[Source records]
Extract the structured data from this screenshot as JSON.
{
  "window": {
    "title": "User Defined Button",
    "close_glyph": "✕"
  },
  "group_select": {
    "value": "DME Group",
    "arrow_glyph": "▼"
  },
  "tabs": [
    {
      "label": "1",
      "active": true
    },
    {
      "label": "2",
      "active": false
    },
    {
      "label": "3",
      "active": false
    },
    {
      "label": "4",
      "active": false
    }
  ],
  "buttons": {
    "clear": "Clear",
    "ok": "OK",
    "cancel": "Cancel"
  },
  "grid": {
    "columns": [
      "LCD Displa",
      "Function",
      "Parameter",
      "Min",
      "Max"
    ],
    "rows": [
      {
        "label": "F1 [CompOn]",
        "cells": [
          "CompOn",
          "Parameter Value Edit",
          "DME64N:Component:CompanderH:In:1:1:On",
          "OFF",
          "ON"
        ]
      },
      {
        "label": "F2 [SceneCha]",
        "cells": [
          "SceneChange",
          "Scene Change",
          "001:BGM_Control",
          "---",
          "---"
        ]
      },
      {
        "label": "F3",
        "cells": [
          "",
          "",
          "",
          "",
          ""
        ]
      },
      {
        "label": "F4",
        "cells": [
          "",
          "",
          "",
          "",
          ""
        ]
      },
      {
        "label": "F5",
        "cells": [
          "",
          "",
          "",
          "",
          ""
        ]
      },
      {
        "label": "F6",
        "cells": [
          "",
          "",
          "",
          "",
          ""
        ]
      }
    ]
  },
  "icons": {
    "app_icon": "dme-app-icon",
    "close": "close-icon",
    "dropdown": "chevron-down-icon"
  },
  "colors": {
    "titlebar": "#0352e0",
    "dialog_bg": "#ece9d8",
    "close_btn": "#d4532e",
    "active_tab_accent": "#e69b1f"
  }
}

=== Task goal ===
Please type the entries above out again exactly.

=== Reply to the exercise ===
Extract the structured data from this screenshot as JSON.
{
  "window": {
    "title": "User Defined Button",
    "close_glyph": "✕"
  },
  "group_select": {
    "value": "DME Group",
    "arrow_glyph": "▼"
  },
  "tabs": [
    {
      "label": "1",
      "active": true
    },
    {
      "label": "2",
      "active": false
    },
    {
      "label": "3",
      "active": false
    },
    {
      "label": "4",
      "active": false
    }
  ],
  "buttons": {
    "clear": "Clear",
    "ok": "OK",
    "cancel": "Cancel"
  },
  "grid": {
    "columns": [
      "LCD Displa",
      "Function",
      "Parameter",
      "Min",
      "Max"
    ],
    "rows": [
      {
        "label": "F1 [CompOn]",
        "cells": [
          "CompOn",
          "Parameter Value Edit",
          "DME64N:Component:CompanderH:In:1:1:On",
          "OFF",
          "ON"
        ]
      },
      {
        "label": "F2 [SceneCha]",
        "cells": [
          "SceneChange",
          "Scene Change",
          "001:BGM_Control",
          "---",
          "---"
        ]
      },
      {
        "label": "F3",
        "cells": [
          "",
          "",
          "",
          "",
          ""
        ]
      },
      {
        "label": "F4",
        "cells": [
          "",
          "",
          "",
          "",
          ""
        ]
      },
      {
        "label": "F5",
        "cells": [
          "",
          "",
          "",
          "",
          ""
        ]
      },
      {
        "label": "F6",
        "cells": [
          "",
          "",
          "",
          "",
          ""
        ]
      }
    ]
  },
  "icons": {
    "app_icon": "dme-app-icon",
    "close": "close-icon",
    "dropdown": "chevron-down-icon"
  },
  "colors": {
    "titlebar": "#0352e0",
    "dialog_bg": "#ece9d8",
    "close_btn": "#d4532e",
    "active_tab_accent": "#e69b1f"
  }
}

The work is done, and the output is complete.